Recreational water illnesses (RWIs) are caused by swallowing, breathing in mists, or having contact with contaminated water in lakes, rivers, oceans, swimming pools and hot tubs. RWIs include a wide variety of illnesses such as gastrointestinal, skin, ear, respiratory, eye, neurologic and open wound infections. With common sense and caution, you can reduce your chance of getting an RWI when swimming.

Caution is the best protection

When it comes to waterborne illnesses, caution is always the best approach. When swimming, waterskiing or playing in water, consider using nose clips to prevent water from getting in your nostrils. Avoid stagnant water and obey any posted "No Swimming" signs, or signs warning of health hazards. Always be careful to avoid swallowing untreated water.

Generally, the safest places to swim are municipal and private pools that are monitored for filtration and chlorine content. Be careful though, as some bacteria or viruses can live for days in properly chlorinated water.

Natural bodies of water have their own set of concerns. Lakes and rivers can become contaminated by runoff from farm fields following a heavy rain. One of the more common and dangerous causes of water contamination are blue-green algae blooms.

Here are some pointers if you encounter blue-green algae blooms.

  • Don't swim, water ski or boat in areas where the water is discolored or if you see foam, scum or mats of algae on the water.
  • If you swim in water that might have an algae bloom, rinse off with fresh water as soon as possible.
  • Don't let pets swim in or drink from areas where you suspect algae blooms are present.
  • If pets (especially dogs) swim in scummy water, rinse them off immediately - do not let them lick the algae off their fur. The toxins can be fatal to dogs.
  • Respect any beach closures announced by local public health authorities.
  • Do not drink, wash dishes or prepare food with water where blue-green algae is present. Even boiling does not make it safe.
  • Get medical treatment right away if you think you or your pet may have come in contact with blue-green algae blooms.

No matter where you swim, always shower off as soon as you get out of the water.
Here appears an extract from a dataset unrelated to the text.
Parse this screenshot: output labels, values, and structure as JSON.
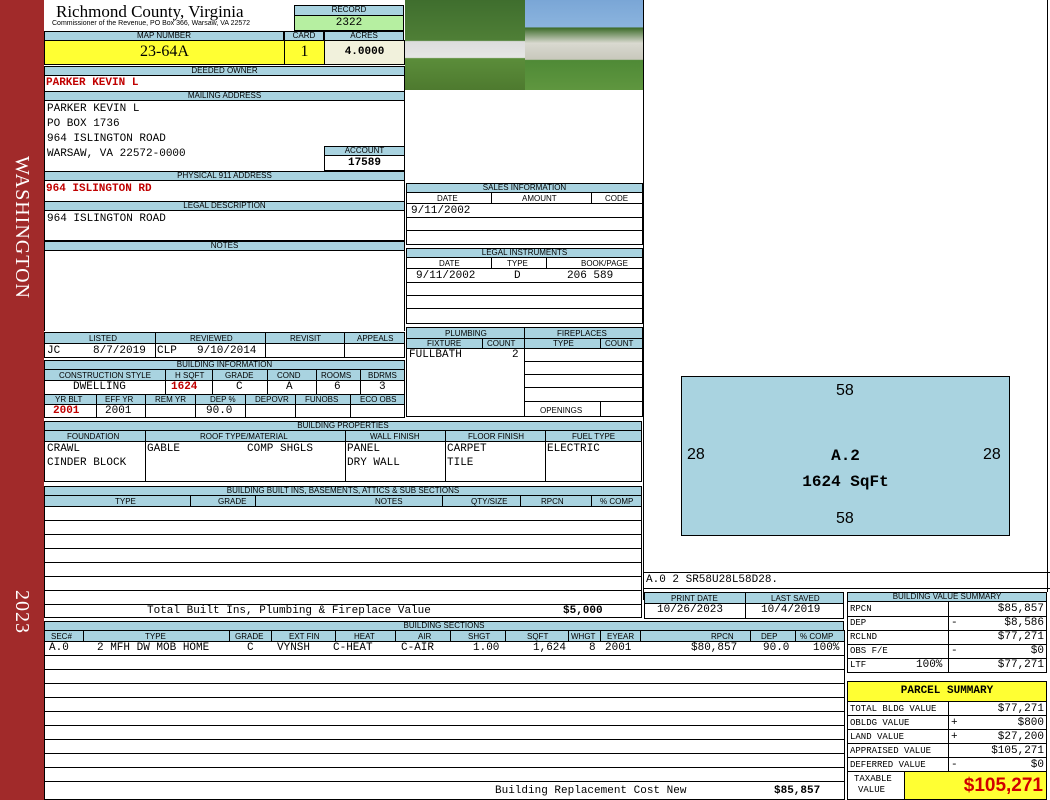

If you have questions about recreational water safety, contact your local public health authority for any advisories or warnings.
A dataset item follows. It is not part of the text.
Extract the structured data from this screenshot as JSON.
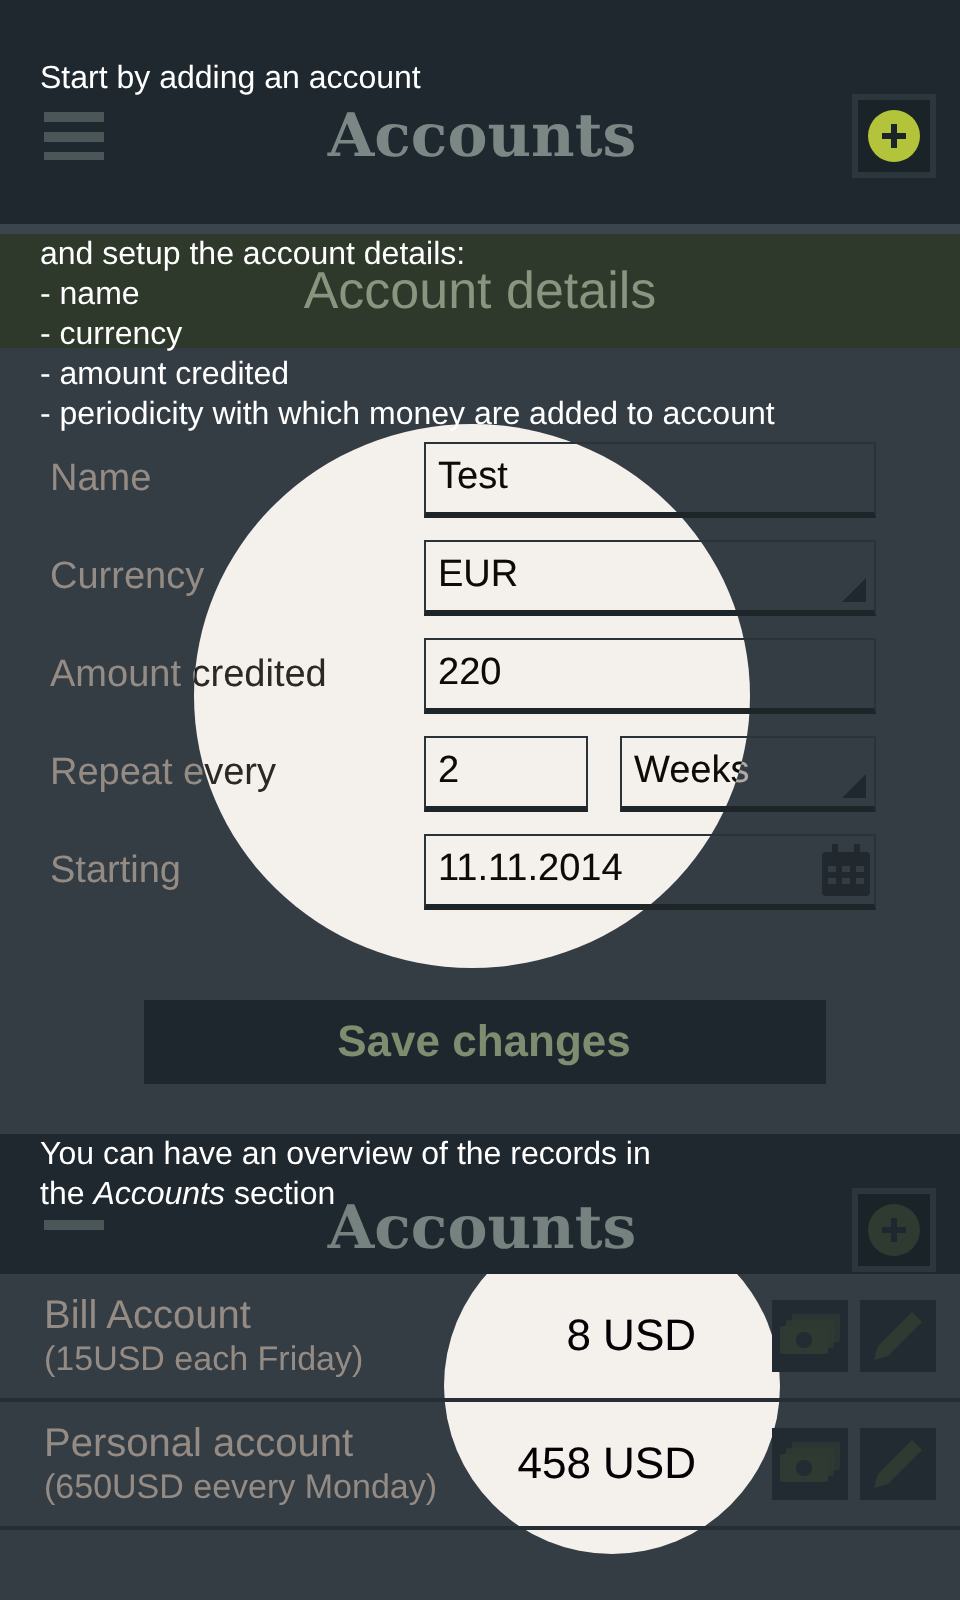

Check out these related resources:

Water Safety Tips for Kids

Summer Safety Tips for Kids and Adults